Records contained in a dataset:
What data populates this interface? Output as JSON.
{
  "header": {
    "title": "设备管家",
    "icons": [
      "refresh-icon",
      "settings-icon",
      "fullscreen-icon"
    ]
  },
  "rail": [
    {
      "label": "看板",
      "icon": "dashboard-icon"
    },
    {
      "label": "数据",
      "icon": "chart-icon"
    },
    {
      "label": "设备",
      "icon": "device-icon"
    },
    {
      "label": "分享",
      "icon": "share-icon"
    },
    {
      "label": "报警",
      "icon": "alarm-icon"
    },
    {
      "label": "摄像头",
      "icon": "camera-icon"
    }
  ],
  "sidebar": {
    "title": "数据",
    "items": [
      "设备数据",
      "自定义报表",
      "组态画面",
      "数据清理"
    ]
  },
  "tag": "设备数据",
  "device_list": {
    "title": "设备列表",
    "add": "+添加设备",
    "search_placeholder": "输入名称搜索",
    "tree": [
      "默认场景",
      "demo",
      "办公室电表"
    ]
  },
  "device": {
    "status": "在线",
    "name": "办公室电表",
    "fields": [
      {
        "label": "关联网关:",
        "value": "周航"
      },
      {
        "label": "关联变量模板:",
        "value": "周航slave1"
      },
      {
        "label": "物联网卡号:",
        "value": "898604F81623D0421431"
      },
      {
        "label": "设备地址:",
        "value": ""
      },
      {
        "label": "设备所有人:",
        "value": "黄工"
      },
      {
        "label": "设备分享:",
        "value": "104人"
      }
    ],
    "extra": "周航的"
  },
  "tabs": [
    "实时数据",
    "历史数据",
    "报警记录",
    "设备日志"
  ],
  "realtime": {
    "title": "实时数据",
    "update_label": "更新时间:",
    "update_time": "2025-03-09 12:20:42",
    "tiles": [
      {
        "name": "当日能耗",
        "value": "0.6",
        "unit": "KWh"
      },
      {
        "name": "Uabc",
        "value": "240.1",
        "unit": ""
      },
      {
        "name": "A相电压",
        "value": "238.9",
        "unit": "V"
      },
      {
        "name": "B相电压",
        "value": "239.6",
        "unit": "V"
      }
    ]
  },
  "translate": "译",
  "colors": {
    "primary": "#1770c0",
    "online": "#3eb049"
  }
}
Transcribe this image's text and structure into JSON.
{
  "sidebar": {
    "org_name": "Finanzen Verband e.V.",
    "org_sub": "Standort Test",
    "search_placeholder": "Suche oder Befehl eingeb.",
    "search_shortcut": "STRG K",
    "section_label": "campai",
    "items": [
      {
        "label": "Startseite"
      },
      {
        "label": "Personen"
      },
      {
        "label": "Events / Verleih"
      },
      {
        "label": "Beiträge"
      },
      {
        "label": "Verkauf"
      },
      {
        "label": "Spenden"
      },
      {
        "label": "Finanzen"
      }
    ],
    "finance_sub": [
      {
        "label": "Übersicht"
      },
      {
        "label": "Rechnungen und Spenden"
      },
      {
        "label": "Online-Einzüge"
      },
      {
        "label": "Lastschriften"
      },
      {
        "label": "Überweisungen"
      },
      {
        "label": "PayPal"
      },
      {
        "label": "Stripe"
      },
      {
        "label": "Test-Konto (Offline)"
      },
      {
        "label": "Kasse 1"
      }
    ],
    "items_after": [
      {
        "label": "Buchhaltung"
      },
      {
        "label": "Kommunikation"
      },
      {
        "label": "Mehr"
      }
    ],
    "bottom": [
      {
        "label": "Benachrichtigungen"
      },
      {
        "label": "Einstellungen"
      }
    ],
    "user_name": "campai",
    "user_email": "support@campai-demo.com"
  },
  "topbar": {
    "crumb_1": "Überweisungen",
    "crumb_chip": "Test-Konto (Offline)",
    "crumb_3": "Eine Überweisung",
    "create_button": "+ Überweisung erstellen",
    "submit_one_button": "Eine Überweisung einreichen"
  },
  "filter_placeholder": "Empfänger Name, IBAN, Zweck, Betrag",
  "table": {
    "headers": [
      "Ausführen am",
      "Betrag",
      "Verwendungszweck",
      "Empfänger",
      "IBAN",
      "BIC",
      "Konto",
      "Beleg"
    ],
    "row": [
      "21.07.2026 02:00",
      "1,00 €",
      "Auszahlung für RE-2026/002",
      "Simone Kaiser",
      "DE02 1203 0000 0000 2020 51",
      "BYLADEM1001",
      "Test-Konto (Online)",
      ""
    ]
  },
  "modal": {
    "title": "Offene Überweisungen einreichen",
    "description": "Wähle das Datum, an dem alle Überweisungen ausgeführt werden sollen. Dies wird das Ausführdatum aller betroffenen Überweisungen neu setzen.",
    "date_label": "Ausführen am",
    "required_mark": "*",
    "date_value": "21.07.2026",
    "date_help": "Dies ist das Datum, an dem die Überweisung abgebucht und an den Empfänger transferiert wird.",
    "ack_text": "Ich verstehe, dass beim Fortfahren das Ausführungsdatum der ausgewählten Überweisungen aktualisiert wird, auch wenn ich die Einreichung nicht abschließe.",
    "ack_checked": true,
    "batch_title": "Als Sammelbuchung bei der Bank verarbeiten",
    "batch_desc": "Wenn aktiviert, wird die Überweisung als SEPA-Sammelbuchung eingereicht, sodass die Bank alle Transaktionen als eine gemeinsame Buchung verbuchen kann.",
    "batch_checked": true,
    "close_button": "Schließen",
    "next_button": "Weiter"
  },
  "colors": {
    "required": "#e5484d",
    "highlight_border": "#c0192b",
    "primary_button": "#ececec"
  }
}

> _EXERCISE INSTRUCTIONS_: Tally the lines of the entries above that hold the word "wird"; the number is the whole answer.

> _OUTPUT FOR THIS TASK_: 4